What I find both thrilling and immensely terrifying are the vast differences between Merwin’s first four books, which are by and large “project” books (those rooted in singular themes) and the next four. With the name removed, a reader might well see two different poets at work. But, of course, that begs the question, doesn’t it? Who reads Merwin now? Who would want to a read a nearly fifty year-old book?
The Lice is unpunctuated and nearly absent of complete narrative thread. The poems are able to stand alone under the umbrella of thematic constructions of despair for a falling world contaminated by war and struggle, as well as the losses of self and happiness associated with violence and grief. Simply describing this book is a war in itself, but it’s one worth fighting. Reading the book, which is of average poetry collection length, is no easy task, but every second spent will improve the mind.
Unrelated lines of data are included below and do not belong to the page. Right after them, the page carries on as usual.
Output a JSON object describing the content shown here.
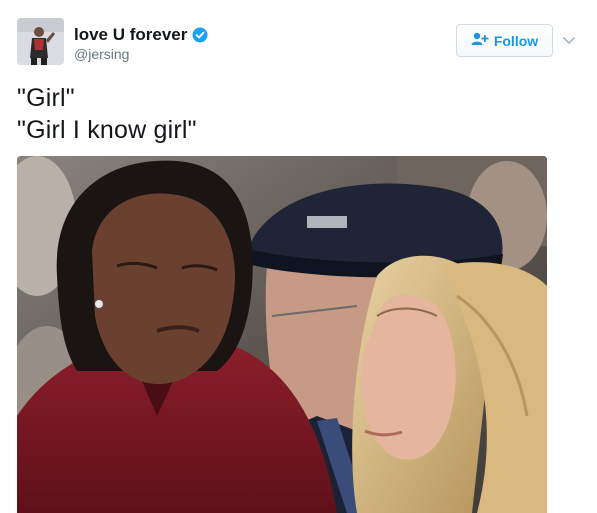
{
  "user": {
    "display_name": "love U forever",
    "handle": "@jersing",
    "verified": true,
    "avatar_icon": "avatar"
  },
  "follow_button": {
    "label": "Follow",
    "icon": "add-user-icon"
  },
  "menu_icon": "chevron-down-icon",
  "tweet": {
    "lines": [
      "\"Girl\"",
      "\"Girl I know girl\""
    ]
  },
  "colors": {
    "accent": "#1b95e0",
    "verified": "#1da1f2",
    "text": "#14171a",
    "secondary": "#657786"
  }
}
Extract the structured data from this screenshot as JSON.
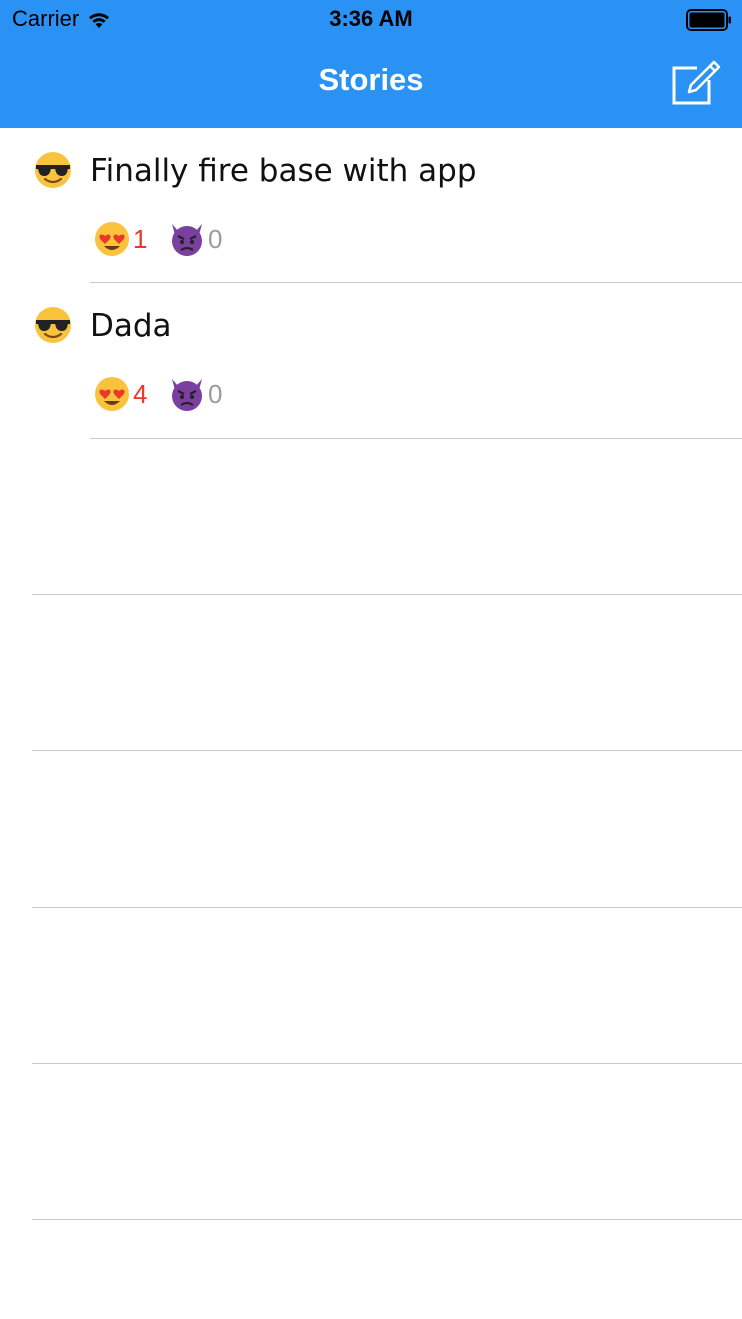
{
  "status_bar": {
    "carrier": "Carrier",
    "time": "3:36 AM"
  },
  "nav": {
    "title": "Stories",
    "compose_icon": "compose-icon"
  },
  "colors": {
    "nav_bar": "#2B92F5",
    "like_count": "#E8392B",
    "hate_count": "#9B9B9B",
    "separator": "#c8c7cc"
  },
  "stories": [
    {
      "avatar": "sunglasses-emoji",
      "title": "Finally fire base with app",
      "likes": "1",
      "hates": "0"
    },
    {
      "avatar": "sunglasses-emoji",
      "title": "Dada",
      "likes": "4",
      "hates": "0"
    }
  ]
}
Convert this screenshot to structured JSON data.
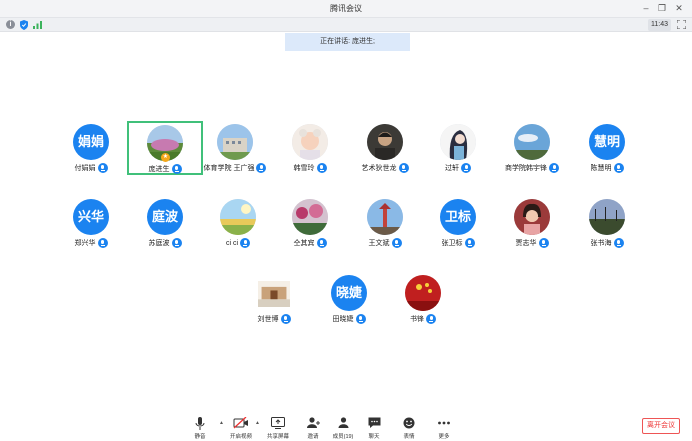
{
  "window": {
    "title": "腾讯会议"
  },
  "status": {
    "time": "11:43"
  },
  "banner": {
    "speaking_label": "正在讲话: 庞进生;"
  },
  "participants": [
    {
      "name": "付娟娟",
      "avatar_text": "娟娟",
      "avatar": "text"
    },
    {
      "name": "庞进生",
      "avatar": "photo-landscape",
      "active": true
    },
    {
      "name": "体育学院 王广强",
      "avatar": "photo-building"
    },
    {
      "name": "韩雪玲",
      "avatar": "photo-baby"
    },
    {
      "name": "艺术狄世龙",
      "avatar": "photo-man"
    },
    {
      "name": "过轩",
      "avatar": "photo-drawing"
    },
    {
      "name": "商学院韩宇锋",
      "avatar": "photo-sky"
    },
    {
      "name": "陈慧明",
      "avatar_text": "慧明",
      "avatar": "text"
    },
    {
      "name": "郑兴华",
      "avatar_text": "兴华",
      "avatar": "text"
    },
    {
      "name": "苏庭波",
      "avatar_text": "庭波",
      "avatar": "text"
    },
    {
      "name": "ci ci",
      "avatar": "photo-field"
    },
    {
      "name": "仝其宾",
      "avatar": "photo-flowers"
    },
    {
      "name": "王文斌",
      "avatar": "photo-tower"
    },
    {
      "name": "张卫标",
      "avatar_text": "卫标",
      "avatar": "text"
    },
    {
      "name": "贾志华",
      "avatar": "photo-girl"
    },
    {
      "name": "张书海",
      "avatar": "photo-dusk"
    },
    {
      "name": "刘世博",
      "avatar": "photo-gate"
    },
    {
      "name": "田晓婕",
      "avatar_text": "晓婕",
      "avatar": "text"
    },
    {
      "name": "书锋",
      "avatar": "photo-red"
    }
  ],
  "toolbar": {
    "mute": "静音",
    "video": "开启视频",
    "share": "共享屏幕",
    "invite": "邀请",
    "members": "成员(19)",
    "chat": "聊天",
    "reactions": "表情",
    "more": "更多",
    "leave": "离开会议"
  },
  "colors": {
    "accent": "#1b83f0",
    "active_border": "#40c07a",
    "leave": "#e33333"
  }
}
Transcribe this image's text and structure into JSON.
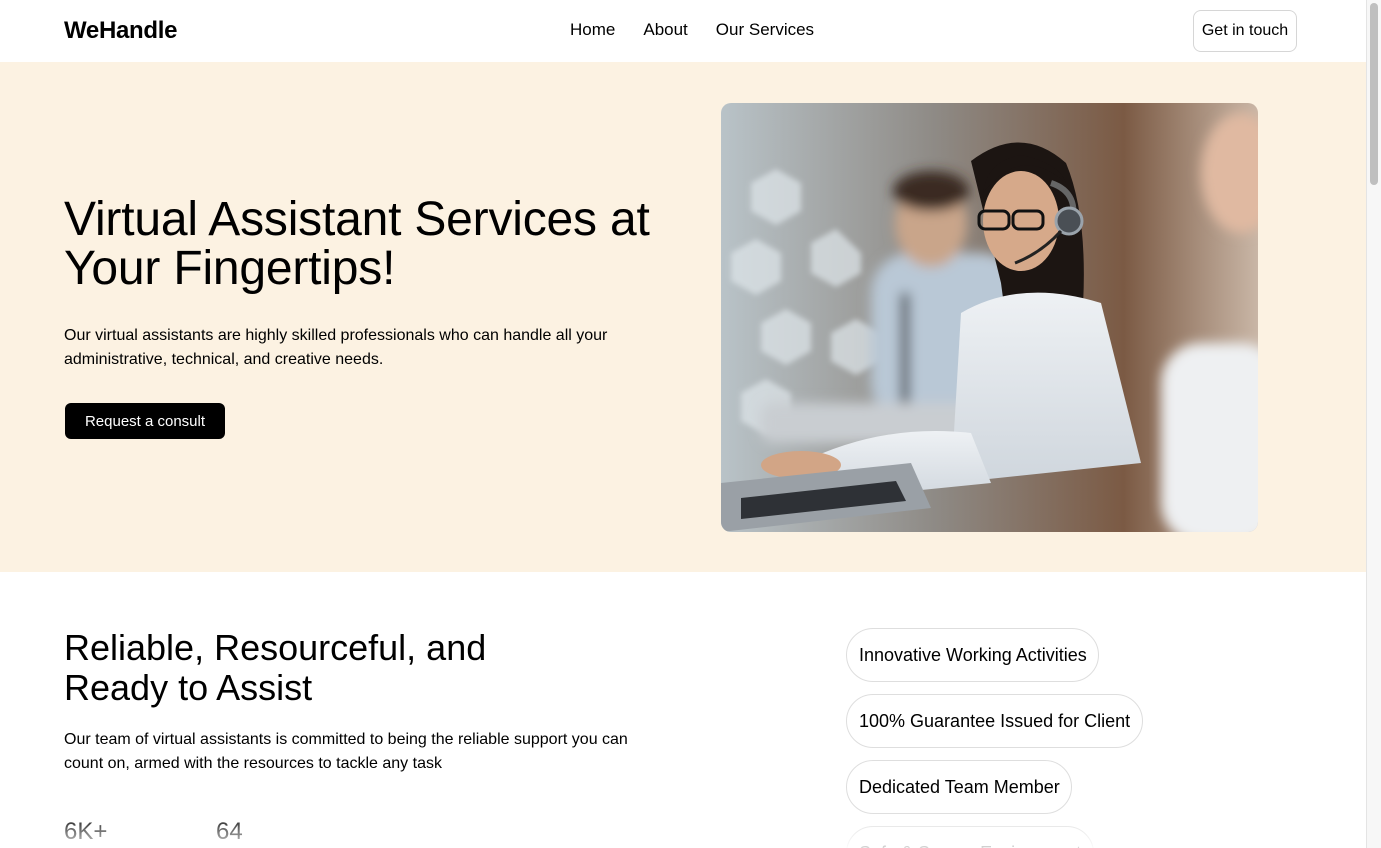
{
  "nav": {
    "logo": "WeHandle",
    "links": [
      "Home",
      "About",
      "Our Services"
    ],
    "cta": "Get in touch"
  },
  "hero": {
    "title_line1": "Virtual Assistant Services at",
    "title_line2": "Your Fingertips!",
    "description": "Our virtual assistants are highly skilled professionals who can handle all your administrative, technical, and creative needs.",
    "button": "Request a consult",
    "image_icon": "call-center-photo",
    "background_color": "#fcf2e2"
  },
  "section2": {
    "title_line1": "Reliable, Resourceful, and",
    "title_line2": "Ready to Assist",
    "description": "Our team of virtual assistants is committed to being the reliable support you can count on, armed with the resources to tackle any task",
    "stats": [
      "6K+",
      "64"
    ],
    "features": [
      "Innovative Working Activities",
      "100% Guarantee Issued for Client",
      "Dedicated Team Member",
      "Safe & Secure Environment"
    ]
  },
  "colors": {
    "accent": "#000000",
    "hero_bg": "#fcf2e2"
  }
}
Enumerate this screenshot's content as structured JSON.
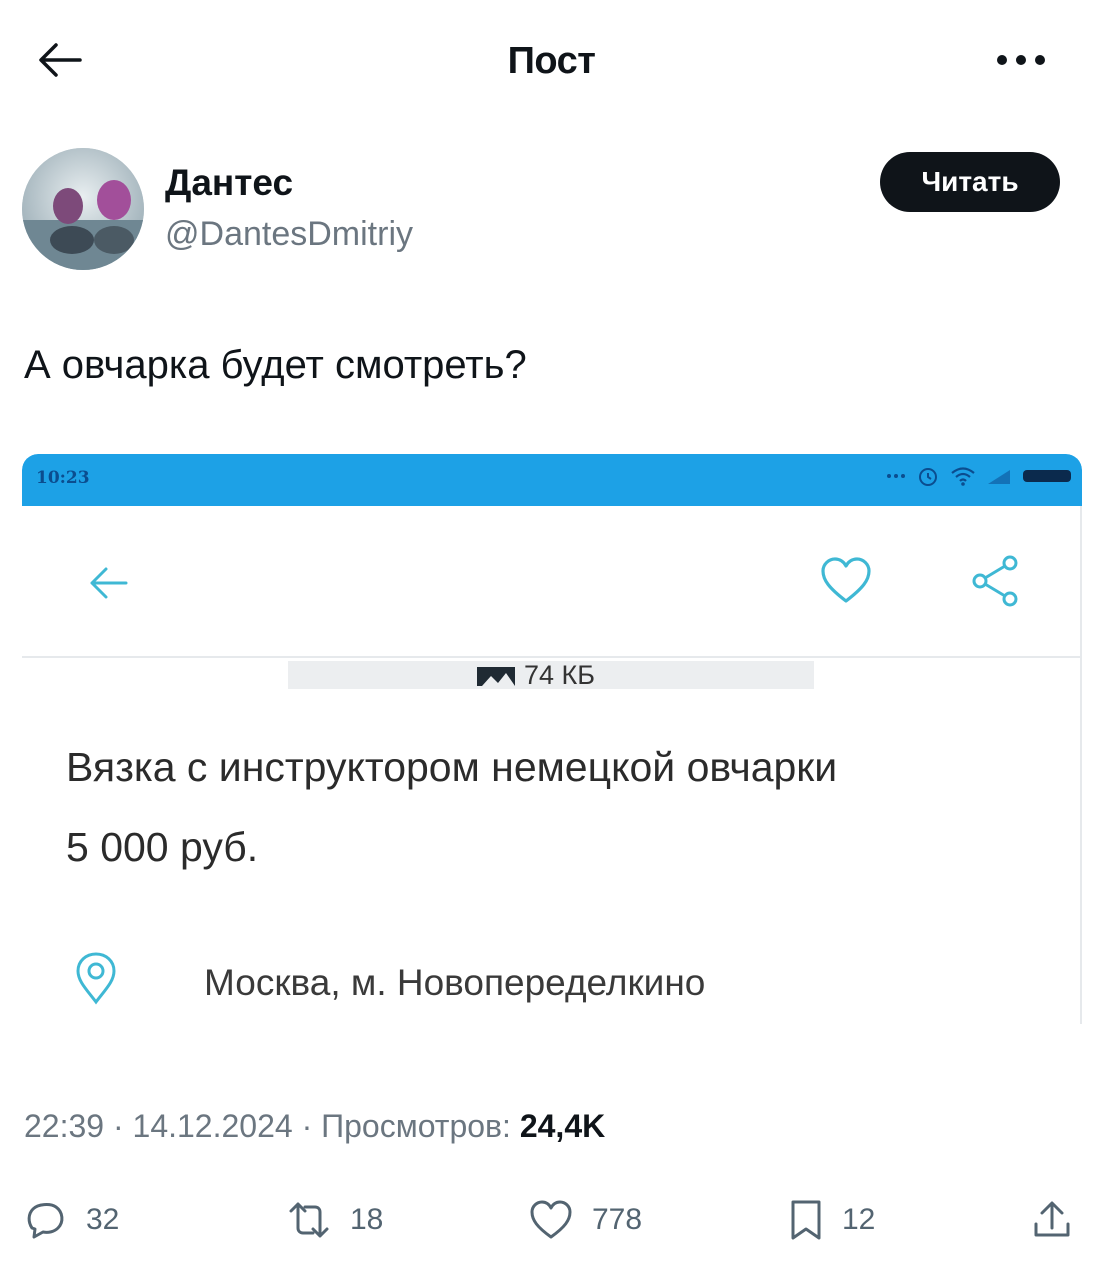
{
  "header": {
    "title": "Пост"
  },
  "author": {
    "name": "Дантес",
    "handle": "@DantesDmitriy",
    "follow_label": "Читать"
  },
  "post": {
    "text": "А овчарка будет смотреть?"
  },
  "embedded_screenshot": {
    "status_time": "10:23",
    "image_size": "74 КБ",
    "listing_title": "Вязка с инструктором немецкой овчарки",
    "listing_price": "5 000 руб.",
    "listing_location": "Москва, м. Новопеределкино",
    "accent_color": "#1da1e6",
    "icon_color": "#3fb8d4"
  },
  "meta": {
    "time": "22:39",
    "date": "14.12.2024",
    "views_label": "Просмотров:",
    "views_value": "24,4K"
  },
  "actions": {
    "replies": "32",
    "reposts": "18",
    "likes": "778",
    "bookmarks": "12"
  }
}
If you are a writer, this book will make you want to write.
Merwin himself, as Reginald Shepard notes on his blog, “is widely esteemed and honored, but not widely read.” And while this is a sadness in itself, the sheer movement poetry has made since Merwin’s most acclaimed work, The Lice, is not something current writers should overlook. A quick look at Merwin’s biography will grant any reader of poetry a glimpse at one of the most prolific writers of our time. He is a poet considered with respect among young writers, but have they read him? If the answer from an aspiring writer is “yes,” I would be very much interested in knowing to which book the “yes” refers.
Harold Bloom writes in The Anxiety of Influence that a writer who seeks to master the craft must “devour” a precursor (poets like Shakespeare and Milton). They have to, in other words, become greater (if the task sounds impossible, that’s the point). While Bloom looks heavily to an ancient canon, it is my firm belief that Merwin should be considered a new precursor, though still living and writing, of contemporary American poetry. If we are to, as Bloom goes on to say, consider reading as a form of rewriting—“The meaning of a poem can only be another poem”—then consider what reading any book written before, say, 1970 contributes to what’s being written today. How much crossover must exist between Merwin’s earlier writing and that from younger poets currently in practice?
The following won’t hold Bloom’s work to the letter, but it will hopefully show a connection between passages from The Lice (1967) and Richard Siken’s Crush (2005):
W. S. Merwin in “Provision”: “The flocks are beginning to form / I will take with me the emptiness of my hands / What you do not have you find everywhere” (55).
Richard Siken in “Boot Theory”: “A man takes his sadness down to the river and throws it in the river / but then he’s still left / with the river. A man takes his sadness and throws it away / but then he’s still left with his hands” (21).
Both of these poets are working to show loss, which is, of course, a worn path in poetry’s history. As is the use of the hand trope. But at the same time, what connects the two poets is the inherent search for the meaning of loss. What comes from the notion that empty hands hold great weight is affirmation of a human curse: we hold onto what hurts often more than what might heal. Even the things we let go of, once burning, will continue to burn.
The fire that Merwin breathes into the craft remains. He is an essential poet, and he’s one we should all return to from time to time. Not only for his lyric prowess, but also for the discovery of elements we might be overlooking in more current works. Not to make too fine a point of it, but perhaps tradition (especially a tradition of experimentation) is best served by recounting its experiments.
I challenge anyone writing today to read The Lice and trace the more complex themes and arguments to today’s most popular poetry books. I guarantee connections. And I wouldn’t be the slightest bit surprised to hear that the poets being traced have read The Lice and, further, have chased it.
Merwin, W. S. “Provision.” The Lice. Massachusetts: Athenum, 1969. Print.
Shepherd, Reginald. “On W.S. Merwin’s The Lice.” Blogspot. Blogspot. 23 Feb. 2007. Web. 17 March
Siken, Richard. “Boot Theory.” Crush. New York: Yale University Press, 2005. Print.